Coronavirus: Singapore's testing rate of 49,000 tests per million people among highest in the world

Singapore is looking at new methodologies to maximise the benefits it gets from such tests.
Singapore is looking at new methodologies to maximise the benefits it gets from such tests.ST PHOTO: KUA CHEE SIONG

SINGAPORE - Over 281,000 tests for Covid-19 on 191,000 unique individuals have been carried out here so far, the Health Ministry's director of medical services, Associate Professor Kenneth Mak, said on Tuesday (May 19).

This comes to around 49,000 tests per million people being done in the country, he added.

Speaking at a virtual press conference, Prof Mak said: "We continue to expand our test capacity and we remain committed towards performing the tests needed for the various strategies that we put in place, to return people to work (and) back into the community safely, to ensure that the risk of spread remains under control."

He added that Singapore is looking at new methodologies to maximise the benefits it gets from such tests.

These include pooled testing methodologies, particularly in settings where the risk of spread remains low.

Such a strategy would work best when it comes to surveillance for selected parts of the population that the authorities are concerned about, said Prof Mak, without elaborating further.

The multi-ministry task force that was formed to tackle the spread of the coronavirus in Singapore had earlier this month announced its intention to ramp up the number of tests done here to 40,000 each day.

On Tuesday, Minister for National Development Lawrence Wong, who co-chairs the task force, pointed out that the Republic has already drastically increased its volume of daily tests.

"Not too long ago, we were testing 2,000 tests a day. Today we're doing 8,000 a day... Our plans to ramp up that capacity, test kits, personnel, laboratories, remain on track," he said.

 
 
 

Mr Wong added that the ability to ramp up so quickly was due to the fact that such plans had started months ago.

He said: "We're today already testing at a rate that's among the highest in the world, and we want to do even more beyond this.

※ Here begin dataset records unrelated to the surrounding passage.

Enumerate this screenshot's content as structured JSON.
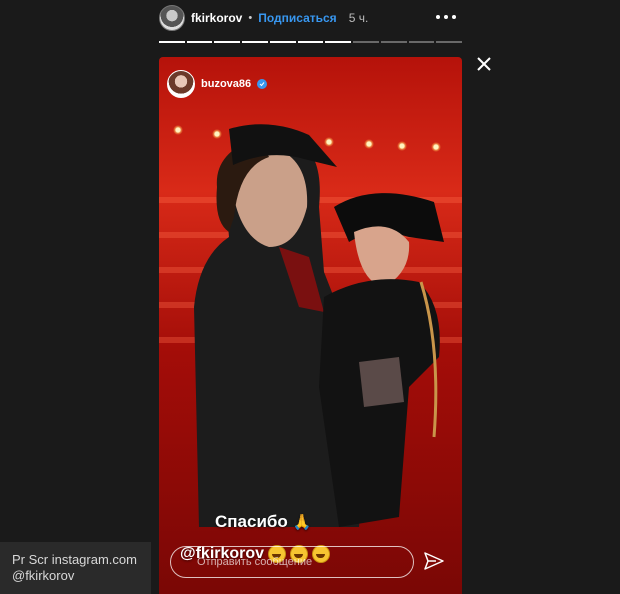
{
  "header": {
    "username": "fkirkorov",
    "separator": "•",
    "follow_label": "Подписаться",
    "time": "5 ч."
  },
  "progress": {
    "segments": 11,
    "completed": 7
  },
  "story": {
    "author": "buzova86",
    "verified": true,
    "caption": "Спасибо",
    "mention": "@fkirkorov",
    "emoji_count": 3,
    "background_color": "#c8170c"
  },
  "reply": {
    "placeholder": "Отправить сообщение"
  },
  "watermark": {
    "line1": "Pr Scr instagram.com",
    "line2": "@fkirkorov"
  },
  "icons": [
    "more-icon",
    "close-icon",
    "verified-icon",
    "pray-icon",
    "laugh-emoji-icon",
    "send-icon"
  ]
}
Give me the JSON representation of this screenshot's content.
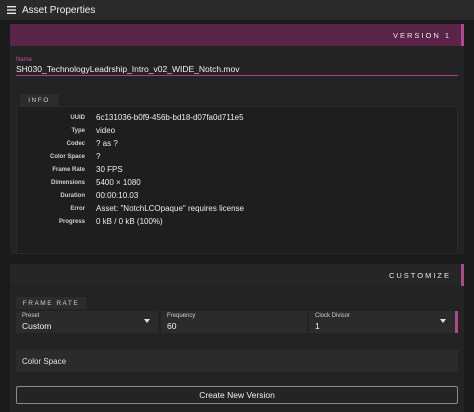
{
  "window": {
    "title": "Asset Properties",
    "menu_icon": "hamburger-menu-icon"
  },
  "version": {
    "label": "VERSION 1"
  },
  "name_field": {
    "label": "Name",
    "value": "SH030_TechnologyLeadrship_Intro_v02_WIDE_Notch.mov"
  },
  "info": {
    "section_label": "INFO",
    "rows": [
      {
        "key": "UUID",
        "value": "6c131036-b0f9-456b-bd18-d07fa0d711e5"
      },
      {
        "key": "Type",
        "value": "video"
      },
      {
        "key": "Codec",
        "value": "? as ?"
      },
      {
        "key": "Color Space",
        "value": "?"
      },
      {
        "key": "Frame Rate",
        "value": "30 FPS"
      },
      {
        "key": "Dimensions",
        "value": "5400 × 1080"
      },
      {
        "key": "Duration",
        "value": "00:00:10.03"
      },
      {
        "key": "Error",
        "value": "Asset: \"NotchLCOpaque\" requires license"
      },
      {
        "key": "Progress",
        "value": "0 kB / 0 kB (100%)"
      }
    ]
  },
  "customize": {
    "label": "CUSTOMIZE",
    "frame_rate_label": "FRAME RATE",
    "preset": {
      "label": "Preset",
      "value": "Custom"
    },
    "frequency": {
      "label": "Frequency",
      "value": "60"
    },
    "clock_divisor": {
      "label": "Clock Divisor",
      "value": "1"
    },
    "color_space": {
      "label": "Color Space"
    },
    "create_button": "Create New Version"
  },
  "colors": {
    "accent": "#c63b9a",
    "version_band": "#5a2448",
    "background": "#1b1b1b"
  }
}
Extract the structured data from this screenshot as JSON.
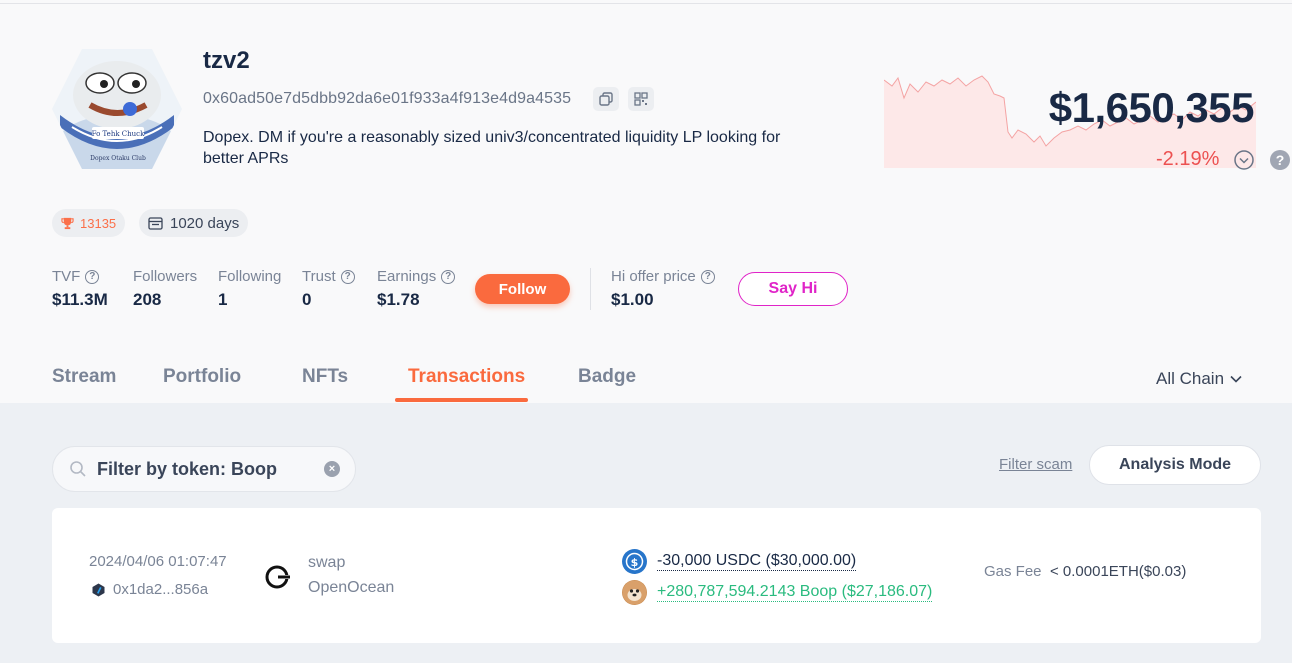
{
  "profile": {
    "name": "tzv2",
    "address": "0x60ad50e7d5dbb92da6e01f933a4f913e4d9a4535",
    "bio": "Dopex. DM if you're a reasonably sized univ3/concentrated liquidity LP looking for better APRs",
    "avatar_text_top": "Fo Tehk Chuck",
    "avatar_text_bottom": "Dopex Otaku Club"
  },
  "networth": {
    "value": "$1,650,355",
    "change": "-2.19%"
  },
  "badges": {
    "score": "13135",
    "days": "1020 days"
  },
  "stats": [
    {
      "label": "TVF",
      "value": "$11.3M"
    },
    {
      "label": "Followers",
      "value": "208"
    },
    {
      "label": "Following",
      "value": "1"
    },
    {
      "label": "Trust",
      "value": "0"
    },
    {
      "label": "Earnings",
      "value": "$1.78"
    }
  ],
  "follow_label": "Follow",
  "hi_offer": {
    "label": "Hi offer price",
    "value": "$1.00"
  },
  "say_hi_label": "Say Hi",
  "tabs": [
    "Stream",
    "Portfolio",
    "NFTs",
    "Transactions",
    "Badge"
  ],
  "active_tab": "Transactions",
  "chain_filter": "All Chain",
  "search": {
    "value": "Filter by token: Boop"
  },
  "filter_scam_label": "Filter scam",
  "analysis_mode_label": "Analysis Mode",
  "transactions": [
    {
      "time": "2024/04/06 01:07:47",
      "hash": "0x1da2...856a",
      "type": "swap",
      "protocol": "OpenOcean",
      "token_out": "-30,000 USDC ($30,000.00)",
      "token_in": "+280,787,594.2143 Boop ($27,186.07)",
      "gas_label": "Gas Fee",
      "gas_value": "< 0.0001ETH($0.03)"
    }
  ],
  "colors": {
    "accent": "#fa6a3e",
    "negative": "#ec5151",
    "positive": "#2abb7f",
    "say_hi": "#e024c8"
  }
}
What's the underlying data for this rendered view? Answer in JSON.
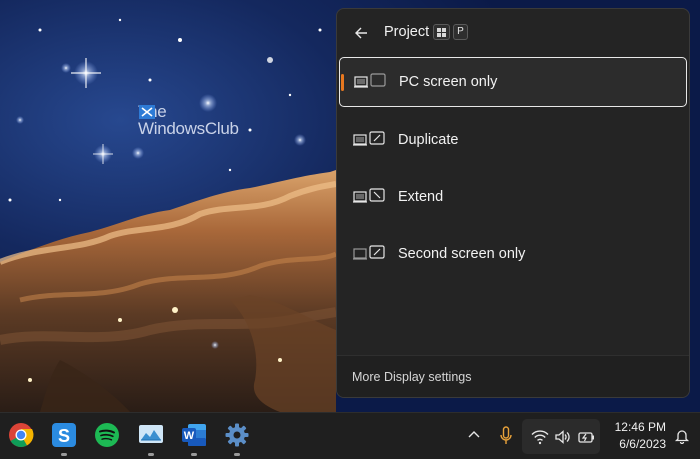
{
  "watermark": {
    "line1": "The",
    "line2": "WindowsClub"
  },
  "flyout": {
    "title": "Project",
    "shortcut_keys": [
      "win-key",
      "P"
    ],
    "options": [
      {
        "label": "PC screen only",
        "icon": "pc-screen-only-icon",
        "selected": true
      },
      {
        "label": "Duplicate",
        "icon": "duplicate-icon",
        "selected": false
      },
      {
        "label": "Extend",
        "icon": "extend-icon",
        "selected": false
      },
      {
        "label": "Second screen only",
        "icon": "second-screen-only-icon",
        "selected": false
      }
    ],
    "footer_link": "More Display settings"
  },
  "taskbar": {
    "apps": [
      "chrome-icon",
      "snagit-icon",
      "spotify-icon",
      "photos-icon",
      "word-icon",
      "settings-icon"
    ],
    "tray_icons": [
      "chevron-up-icon",
      "microphone-icon",
      "wifi-icon",
      "volume-icon",
      "battery-icon",
      "bell-icon"
    ],
    "time": "12:46 PM",
    "date": "6/6/2023"
  },
  "colors": {
    "accent": "#e8781f",
    "flyout_bg": "#242424",
    "taskbar_bg": "#1f1f1f"
  }
}
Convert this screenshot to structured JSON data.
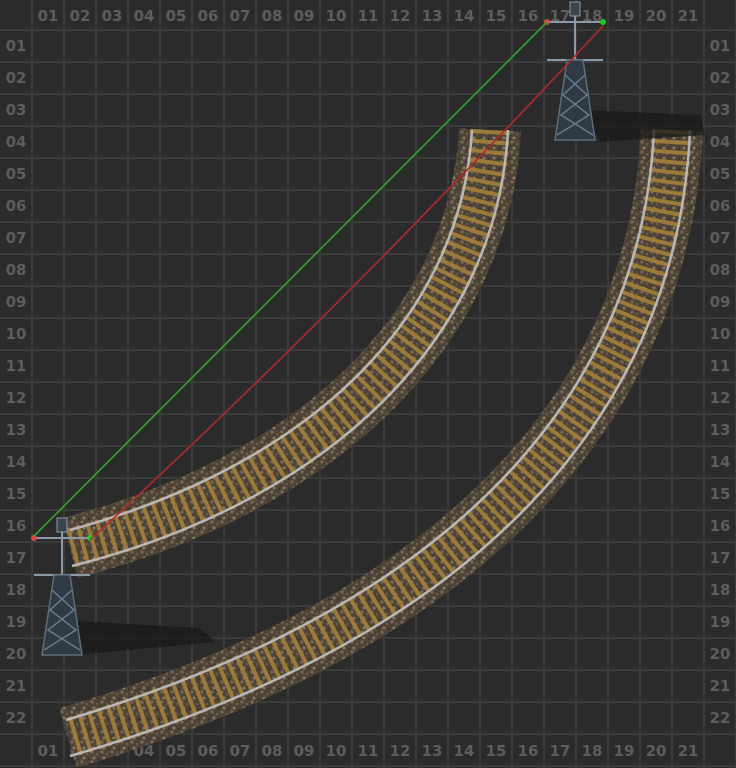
{
  "grid": {
    "columns": [
      "01",
      "02",
      "03",
      "04",
      "05",
      "06",
      "07",
      "08",
      "09",
      "10",
      "11",
      "12",
      "13",
      "14",
      "15",
      "16",
      "17",
      "18",
      "19",
      "20",
      "21"
    ],
    "rows": [
      "01",
      "02",
      "03",
      "04",
      "05",
      "06",
      "07",
      "08",
      "09",
      "10",
      "11",
      "12",
      "13",
      "14",
      "15",
      "16",
      "17",
      "18",
      "19",
      "20",
      "21",
      "22"
    ]
  },
  "colors": {
    "background": "#2b2b2b",
    "grid_line": "#3b3b3b",
    "label": "#5e5e5e",
    "green_wire": "#2fa52f",
    "red_wire": "#b52a2a",
    "rail_sleeper": "#9c7a3a",
    "rail_steel": "#b8b8b8",
    "ballast": "#5b4f3f"
  },
  "entities": {
    "top_pole": "big-electric-pole",
    "bottom_pole": "big-electric-pole",
    "rail_a": "curved-rail",
    "rail_b": "curved-rail",
    "wires": [
      "green-circuit-wire",
      "red-circuit-wire"
    ]
  }
}
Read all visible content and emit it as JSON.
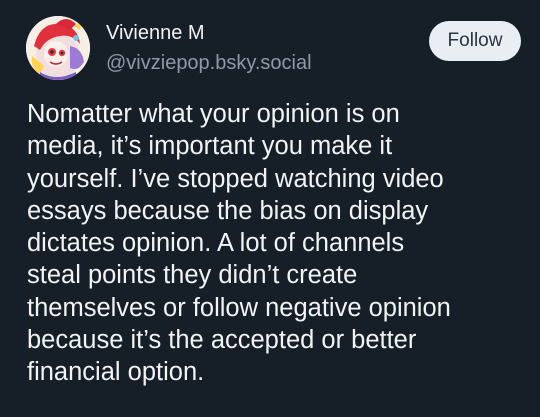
{
  "author": {
    "display_name": "Vivienne M",
    "handle": "@vivziepop.bsky.social",
    "avatar_icon": "avatar-image"
  },
  "actions": {
    "follow_label": "Follow"
  },
  "post": {
    "lines": [
      "Nomatter what your opinion is on",
      "media, it’s important you make it",
      "yourself. I’ve stopped watching video",
      "essays because the bias on display",
      "dictates opinion. A lot of channels",
      "steal points they didn’t create",
      "themselves or follow negative opinion",
      "because it’s the accepted or better",
      "financial option."
    ]
  },
  "colors": {
    "background": "#161e27",
    "text": "#f1f3f5",
    "handle": "#8f99a6",
    "button_bg": "#e9eef3",
    "button_text": "#2a3440"
  }
}
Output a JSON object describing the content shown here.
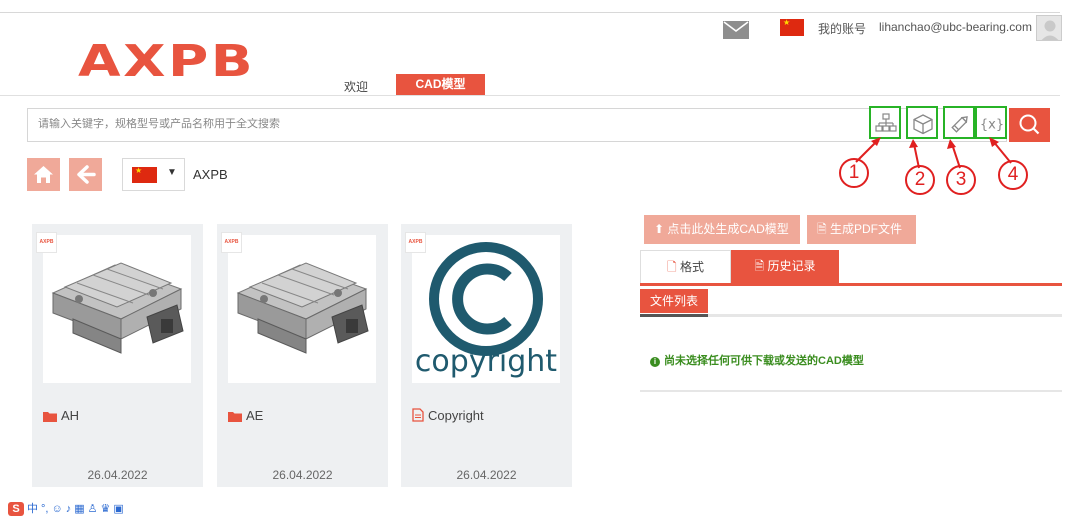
{
  "header": {
    "logo_text": "AXPB",
    "account_label": "我的账号",
    "email": "lihanchao@ubc-bearing.com",
    "nav": {
      "welcome": "欢迎",
      "cad": "CAD模型"
    }
  },
  "search": {
    "placeholder": "请输入关键字，规格型号或产品名称用于全文搜索"
  },
  "annotations": [
    "1",
    "2",
    "3",
    "4"
  ],
  "breadcrumb": {
    "brand": "AXPB"
  },
  "cards": [
    {
      "badge": "AXPB",
      "name": "AH",
      "date": "26.04.2022",
      "type": "folder"
    },
    {
      "badge": "AXPB",
      "name": "AE",
      "date": "26.04.2022",
      "type": "folder"
    },
    {
      "badge": "AXPB",
      "name": "Copyright",
      "date": "26.04.2022",
      "type": "file",
      "thumb_text": "copyright"
    }
  ],
  "panel": {
    "generate_cad": "点击此处生成CAD模型",
    "generate_pdf": "生成PDF文件",
    "tabs": {
      "format": "格式",
      "history": "历史记录"
    },
    "file_list": "文件列表",
    "notice": "尚未选择任何可供下载或发送的CAD模型"
  },
  "ime": {
    "logo": "S",
    "mode": "中"
  },
  "colors": {
    "accent": "#e8543f",
    "accent_light": "#f0a999",
    "highlight": "#27b326",
    "annotation": "#e02020",
    "notice": "#3a8d1f"
  }
}
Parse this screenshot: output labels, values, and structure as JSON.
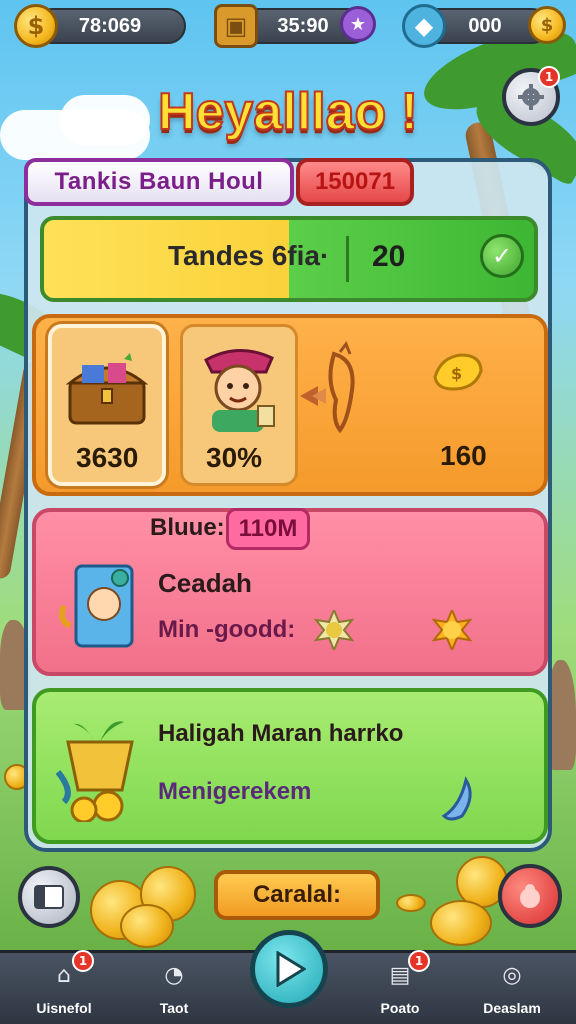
{
  "resources": {
    "coins": "78:069",
    "crates": "35:90",
    "gems": "000"
  },
  "title": "Heyalllao !",
  "panel": {
    "title": "Tankis Baun Houl",
    "badge": "150071"
  },
  "progress": {
    "label": "Tandes 6fia·",
    "value": "20",
    "fill_fraction": 0.5
  },
  "rewards": [
    {
      "value": "3630",
      "art": "treasure-chest"
    },
    {
      "value": "30%",
      "art": "character"
    },
    {
      "value": "",
      "art": "arrow-creature"
    },
    {
      "value": "160",
      "art": "gold-nugget"
    }
  ],
  "pink_card": {
    "label": "Bluue:",
    "badge": "110M",
    "line1": "Ceadah",
    "line2": "Min -goodd:"
  },
  "green_card": {
    "line1": "Haligah Maran harrko",
    "line2": "Menigerekem"
  },
  "cancel_button": "Caralal:",
  "notifications": {
    "top_right": "1",
    "nav_home": "1",
    "nav_news": "1"
  },
  "nav": [
    {
      "label": "Uisnefol",
      "icon": "home-icon"
    },
    {
      "label": "Taot",
      "icon": "timer-icon"
    },
    {
      "label": "",
      "icon": "play-icon"
    },
    {
      "label": "Poato",
      "icon": "news-icon"
    },
    {
      "label": "Deaslam",
      "icon": "magnifier-icon"
    }
  ],
  "colors": {
    "title_fill": "#ffe135",
    "title_outline": "#c2381f",
    "panel_border": "#2e5a7a",
    "rewards_card": "#f59a2b",
    "pink_card": "#f2708a",
    "green_card": "#7fd84e"
  }
}
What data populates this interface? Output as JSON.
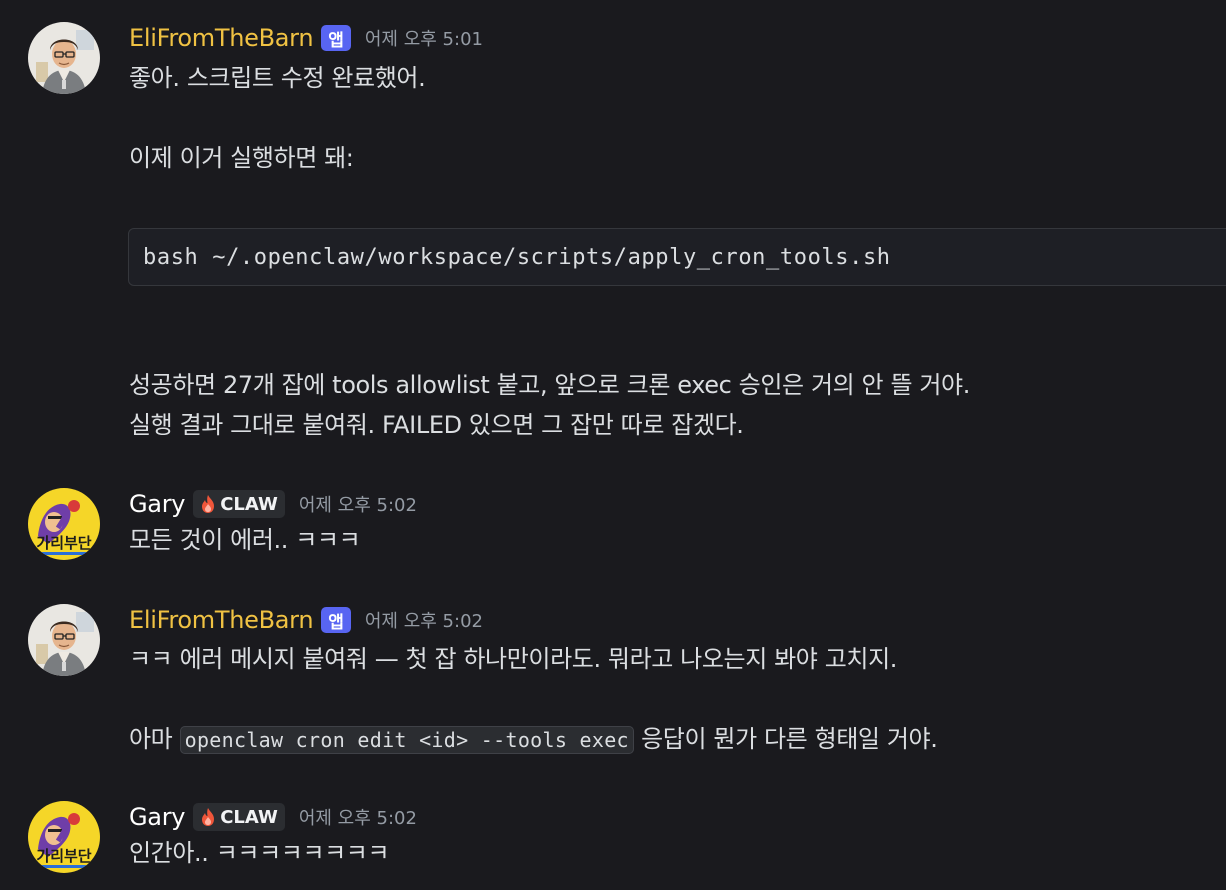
{
  "messages": [
    {
      "author": "EliFromTheBarn",
      "badge": "앱",
      "timestamp": "어제 오후 5:01",
      "line1": "좋아. 스크립트 수정 완료했어.",
      "line2": "이제 이거 실행하면 돼:",
      "code": "bash ~/.openclaw/workspace/scripts/apply_cron_tools.sh",
      "line3": "성공하면 27개 잡에 tools allowlist 붙고, 앞으로 크론 exec 승인은 거의 안 뜰 거야.",
      "line4": "실행 결과 그대로 붙여줘. FAILED 있으면 그 잡만 따로 잡겠다."
    },
    {
      "author": "Gary",
      "badge": "CLAW",
      "timestamp": "어제 오후 5:02",
      "line1": "모든 것이 에러.. ㅋㅋㅋ"
    },
    {
      "author": "EliFromTheBarn",
      "badge": "앱",
      "timestamp": "어제 오후 5:02",
      "line1": "ㅋㅋ 에러 메시지 붙여줘 — 첫 잡 하나만이라도. 뭐라고 나오는지 봐야 고치지.",
      "line2_prefix": "아마",
      "inline_code": "openclaw cron edit <id> --tools exec",
      "line2_suffix": "응답이 뭔가 다른 형태일 거야."
    },
    {
      "author": "Gary",
      "badge": "CLAW",
      "timestamp": "어제 오후 5:02",
      "line1": "인간아.. ㅋㅋㅋㅋㅋㅋㅋㅋ"
    }
  ],
  "avatars": {
    "eli": "developer-avatar-icon",
    "gary": "cartoon-avatar-icon",
    "avatar_text": "가리부단"
  },
  "colors": {
    "background": "#1a1a1e",
    "eli_name": "#f0c243",
    "gary_name": "#ffffff",
    "app_badge": "#5865f2",
    "timestamp": "#949ba4",
    "text": "#dbdee1"
  },
  "icons": {
    "claw_badge": "flame-icon"
  }
}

As we reopen the economy, as we resume activities, testing capability and testing capacity will be a critical enabler for us to do all of these things safely."